These lithographs were created for American surgeon Joseph Panacoast for his 1844 book A Treatise An Operative Surgery (1805 – 1882). He was a leading pioneer in the practice of surgery, plastic surgery, in particular. Pancoast was responsible for most of the advancements in surgery that he describes and were so very depicted graphically.
An advertisement for the book revealed:
A treatise on operative surgery comprising a description of the various processes of the art, including all the new operations; exhibiting the state of surgical science in is present advanced condition; with eighty plates containing four-hundred and eighty-six separate illustrations.
Surgical treatments date back to the prehistoric era. The oldest evidence is trepanation, where a hole is drilled or scraped into the skull in order to treat health problems related to intracranial pressure and other diseases.
Surgical texts from ancient Egypt date back about 3500 years ago. Surgical operations were performed by priests, specialized in medical treatments similar to today. Infections were treated with honey.
Anesthesia was developed in the mid-19th century. Before the advent of anesthesia, surgery was a traumatically painful procedure and surgeons were encouraged to be as swift as possible to minimize patient suffering. This also meant that operations were largely restricted to amputations and external growth removals. Beginning in the era of Pancoast, surgery began to change dramatically with the discovery of effective and practical anesthetic chemicals such as ether.
You might want to be sitting down for the illustrations below:
Unfortunately, the introduction of anesthetics encouraged more surgery, which inadvertently caused more dangerous patient post-operative infections. The concept of infection was unknown until relatively modern times. The first progress in combating infection was made in 1847 by the Hungarian doctor Ignaz Semmelweis (1818-1865) noticed that medical students fresh from the dissecting room were causing more maternal deaths when delivering babies compared to midwives. Despite ridicule and opposition, Semmelweis introduced compulsory handwashing for everyone entering the operating room.

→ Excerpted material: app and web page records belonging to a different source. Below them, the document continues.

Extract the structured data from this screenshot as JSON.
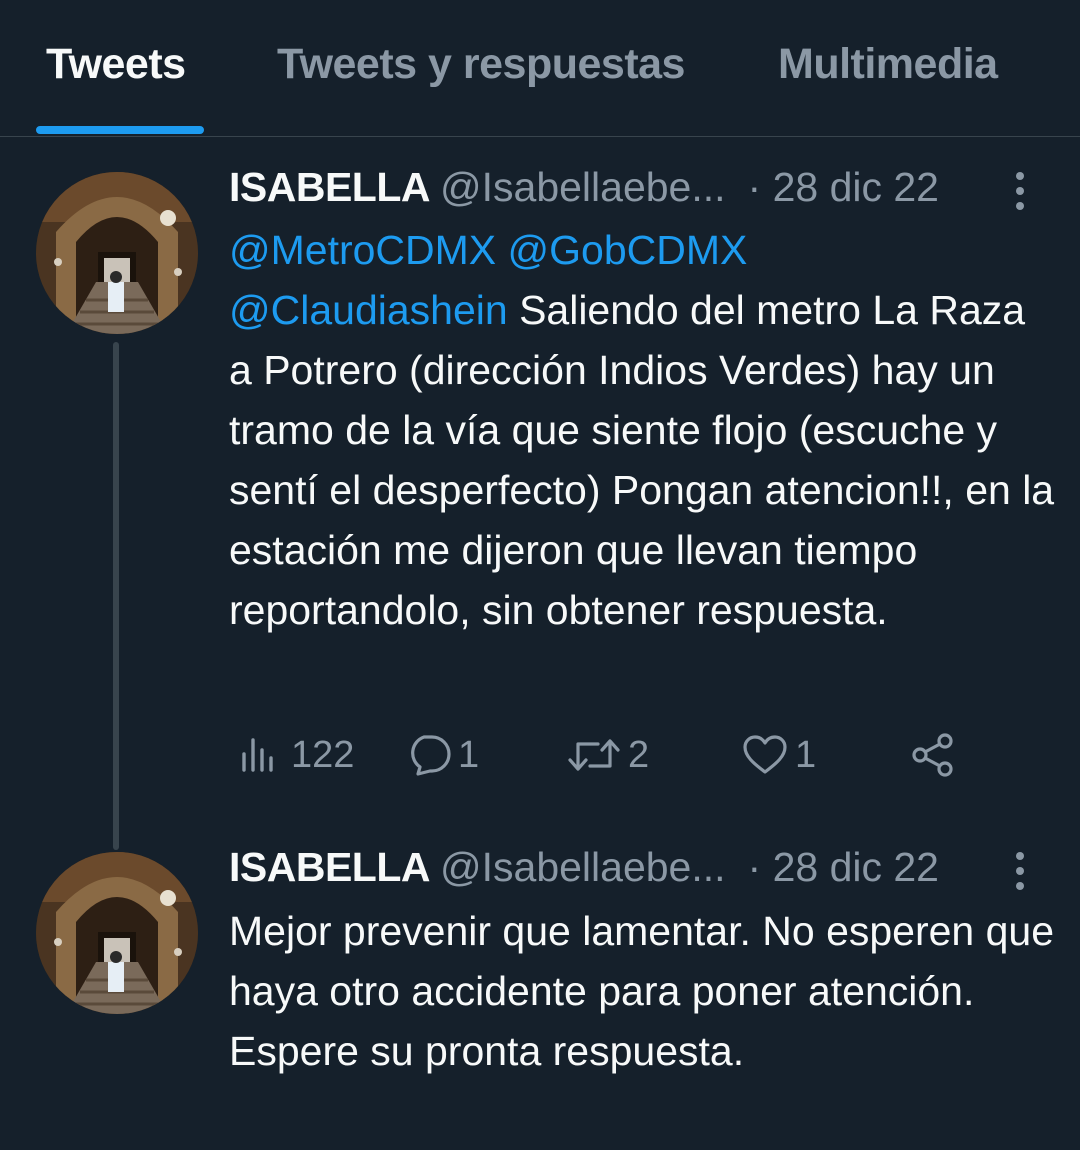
{
  "tabs": [
    {
      "label": "Tweets",
      "active": true
    },
    {
      "label": "Tweets y respuestas",
      "active": false
    },
    {
      "label": "Multimedia",
      "active": false
    }
  ],
  "colors": {
    "accent": "#1d9bf0",
    "background": "#15202b",
    "secondary_text": "#8b98a5"
  },
  "tweets": [
    {
      "name": "ISABELLA",
      "handle": "@Isabellaebe...",
      "date": "· 28 dic 22",
      "mentions": [
        "@MetroCDMX",
        "@GobCDMX",
        "@Claudiashein"
      ],
      "text_line_1": " Saliendo del metro La",
      "text_rest": "Raza a Potrero (dirección Indios Verdes) hay un tramo de la vía que siente flojo (escuche y sentí el desperfecto) Pongan atencion!!, en la estación me dijeron que llevan tiempo reportandolo, sin obtener respuesta.",
      "stats": {
        "views": "122",
        "replies": "1",
        "retweets": "2",
        "likes": "1"
      }
    },
    {
      "name": "ISABELLA",
      "handle": "@Isabellaebe...",
      "date": "· 28 dic 22",
      "text": "Mejor prevenir que lamentar. No esperen que haya otro accidente para poner atención.",
      "text_2": "Espere su pronta respuesta."
    }
  ]
}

If you think this was a tough post to get through, I want you to know that I composed it while eating a banana.
All pictures in public domain